**Assignment**
Search the entries for the word "this" and pull out each line that has it.
----
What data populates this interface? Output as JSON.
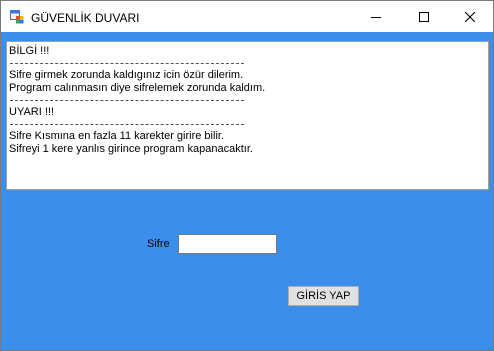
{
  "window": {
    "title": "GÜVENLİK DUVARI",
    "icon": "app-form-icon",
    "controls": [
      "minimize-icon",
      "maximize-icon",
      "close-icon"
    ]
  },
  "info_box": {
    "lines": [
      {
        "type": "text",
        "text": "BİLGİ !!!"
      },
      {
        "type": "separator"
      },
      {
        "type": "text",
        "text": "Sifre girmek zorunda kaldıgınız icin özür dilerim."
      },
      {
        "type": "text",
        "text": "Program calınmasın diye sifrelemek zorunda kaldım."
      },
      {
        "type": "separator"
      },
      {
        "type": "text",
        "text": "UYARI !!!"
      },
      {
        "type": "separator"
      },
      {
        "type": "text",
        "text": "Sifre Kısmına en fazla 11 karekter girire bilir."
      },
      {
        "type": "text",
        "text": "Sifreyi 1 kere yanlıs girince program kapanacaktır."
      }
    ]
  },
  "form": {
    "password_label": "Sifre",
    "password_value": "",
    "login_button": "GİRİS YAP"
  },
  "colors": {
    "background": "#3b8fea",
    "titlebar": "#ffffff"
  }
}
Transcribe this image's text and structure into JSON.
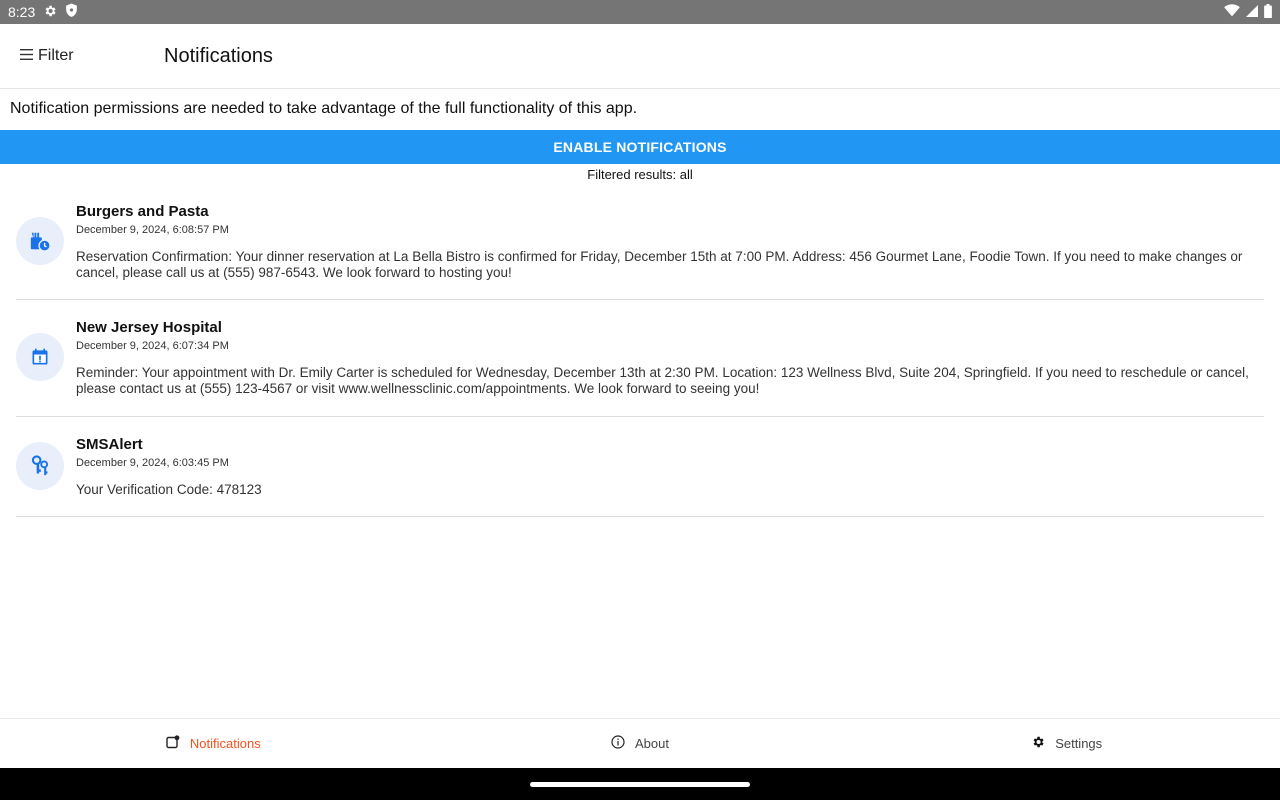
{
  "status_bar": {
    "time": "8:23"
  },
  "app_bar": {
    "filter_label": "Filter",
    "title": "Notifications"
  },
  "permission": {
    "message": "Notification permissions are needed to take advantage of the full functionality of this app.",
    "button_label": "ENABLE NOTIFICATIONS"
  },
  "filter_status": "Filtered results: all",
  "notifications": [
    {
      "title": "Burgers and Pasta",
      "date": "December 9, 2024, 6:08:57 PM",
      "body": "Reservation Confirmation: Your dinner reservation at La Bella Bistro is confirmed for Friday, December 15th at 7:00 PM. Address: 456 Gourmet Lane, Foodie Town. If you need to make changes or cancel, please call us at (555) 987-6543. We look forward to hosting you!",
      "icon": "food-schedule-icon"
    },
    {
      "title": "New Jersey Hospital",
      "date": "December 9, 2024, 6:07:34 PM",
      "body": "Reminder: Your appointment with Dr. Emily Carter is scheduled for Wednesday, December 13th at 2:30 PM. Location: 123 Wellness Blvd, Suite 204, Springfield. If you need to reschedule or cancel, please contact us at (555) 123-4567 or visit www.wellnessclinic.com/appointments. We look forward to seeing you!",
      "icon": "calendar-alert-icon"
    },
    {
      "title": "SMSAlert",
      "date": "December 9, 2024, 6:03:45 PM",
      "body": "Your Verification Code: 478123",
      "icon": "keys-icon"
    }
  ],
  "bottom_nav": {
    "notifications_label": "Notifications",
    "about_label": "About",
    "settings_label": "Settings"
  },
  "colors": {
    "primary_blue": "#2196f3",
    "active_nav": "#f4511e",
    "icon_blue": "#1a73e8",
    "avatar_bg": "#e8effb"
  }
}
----
**Solution below**
What data populates this interface? Output as JSON.
Transcribe this image's text and structure into JSON.
    "message": "Notification permissions are needed to take advantage of the full functionality of this app.",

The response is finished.